Data for the task:

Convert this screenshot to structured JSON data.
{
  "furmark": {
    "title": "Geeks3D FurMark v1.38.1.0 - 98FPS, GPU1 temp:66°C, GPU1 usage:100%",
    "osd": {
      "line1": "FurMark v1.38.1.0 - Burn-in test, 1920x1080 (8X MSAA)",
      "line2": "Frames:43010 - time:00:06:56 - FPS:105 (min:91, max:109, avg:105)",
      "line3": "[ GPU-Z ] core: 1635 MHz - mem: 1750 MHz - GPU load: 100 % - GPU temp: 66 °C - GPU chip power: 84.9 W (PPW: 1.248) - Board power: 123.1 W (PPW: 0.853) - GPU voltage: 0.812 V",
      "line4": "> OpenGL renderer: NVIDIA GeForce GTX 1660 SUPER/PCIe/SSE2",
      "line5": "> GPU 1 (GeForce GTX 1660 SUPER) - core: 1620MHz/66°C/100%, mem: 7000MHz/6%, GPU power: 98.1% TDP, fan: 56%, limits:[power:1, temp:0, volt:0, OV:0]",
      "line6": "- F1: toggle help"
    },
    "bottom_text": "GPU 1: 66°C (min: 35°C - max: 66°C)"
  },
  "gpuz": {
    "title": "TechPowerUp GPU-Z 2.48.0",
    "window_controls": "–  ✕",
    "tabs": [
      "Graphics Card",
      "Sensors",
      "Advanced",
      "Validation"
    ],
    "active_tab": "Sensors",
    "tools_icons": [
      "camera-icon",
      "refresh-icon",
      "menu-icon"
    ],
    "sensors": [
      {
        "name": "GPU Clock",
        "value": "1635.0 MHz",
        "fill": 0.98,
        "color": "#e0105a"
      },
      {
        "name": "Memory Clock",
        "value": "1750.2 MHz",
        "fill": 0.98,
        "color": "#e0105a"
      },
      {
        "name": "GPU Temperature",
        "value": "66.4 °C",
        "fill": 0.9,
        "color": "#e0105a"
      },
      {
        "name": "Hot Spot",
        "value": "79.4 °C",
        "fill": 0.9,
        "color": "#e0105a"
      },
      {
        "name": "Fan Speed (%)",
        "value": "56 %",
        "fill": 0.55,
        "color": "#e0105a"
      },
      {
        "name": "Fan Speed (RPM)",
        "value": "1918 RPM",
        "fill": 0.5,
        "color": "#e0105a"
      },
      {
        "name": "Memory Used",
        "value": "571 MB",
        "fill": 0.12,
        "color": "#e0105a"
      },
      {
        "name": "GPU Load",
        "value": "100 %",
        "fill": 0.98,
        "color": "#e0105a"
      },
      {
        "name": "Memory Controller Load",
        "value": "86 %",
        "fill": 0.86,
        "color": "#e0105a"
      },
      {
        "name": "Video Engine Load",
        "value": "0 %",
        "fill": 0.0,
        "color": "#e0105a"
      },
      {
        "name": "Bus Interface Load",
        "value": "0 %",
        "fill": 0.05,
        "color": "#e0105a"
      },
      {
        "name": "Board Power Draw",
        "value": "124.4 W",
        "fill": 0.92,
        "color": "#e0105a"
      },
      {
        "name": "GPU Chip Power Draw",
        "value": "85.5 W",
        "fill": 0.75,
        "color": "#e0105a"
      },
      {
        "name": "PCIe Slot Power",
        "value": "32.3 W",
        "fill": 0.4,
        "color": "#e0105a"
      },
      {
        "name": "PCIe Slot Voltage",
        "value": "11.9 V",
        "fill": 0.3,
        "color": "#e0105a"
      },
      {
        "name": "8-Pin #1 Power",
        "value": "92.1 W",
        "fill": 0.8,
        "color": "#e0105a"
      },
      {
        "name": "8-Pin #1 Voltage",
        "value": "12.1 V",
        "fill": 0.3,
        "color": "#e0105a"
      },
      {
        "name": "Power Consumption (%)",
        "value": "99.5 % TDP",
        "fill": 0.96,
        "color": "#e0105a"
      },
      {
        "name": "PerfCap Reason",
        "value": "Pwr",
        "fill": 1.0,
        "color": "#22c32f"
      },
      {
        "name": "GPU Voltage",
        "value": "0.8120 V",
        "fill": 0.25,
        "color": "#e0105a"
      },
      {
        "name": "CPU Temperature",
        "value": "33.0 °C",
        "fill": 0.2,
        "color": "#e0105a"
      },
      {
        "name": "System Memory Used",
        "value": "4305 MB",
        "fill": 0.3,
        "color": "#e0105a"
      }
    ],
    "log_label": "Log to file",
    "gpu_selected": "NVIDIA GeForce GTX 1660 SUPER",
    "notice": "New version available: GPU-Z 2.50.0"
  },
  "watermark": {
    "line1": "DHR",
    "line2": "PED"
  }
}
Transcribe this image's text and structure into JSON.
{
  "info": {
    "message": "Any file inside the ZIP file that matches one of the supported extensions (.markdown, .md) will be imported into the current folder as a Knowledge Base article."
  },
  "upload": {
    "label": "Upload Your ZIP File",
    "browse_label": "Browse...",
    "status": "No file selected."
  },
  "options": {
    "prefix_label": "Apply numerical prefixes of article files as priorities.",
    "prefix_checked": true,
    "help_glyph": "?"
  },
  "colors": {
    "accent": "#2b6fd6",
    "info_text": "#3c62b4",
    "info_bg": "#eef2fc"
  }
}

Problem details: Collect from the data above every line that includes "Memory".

Solution to this exercise:
        "name": "Memory Clock",
        "name": "Memory Used",
        "name": "Memory Controller Load",
        "name": "System Memory Used",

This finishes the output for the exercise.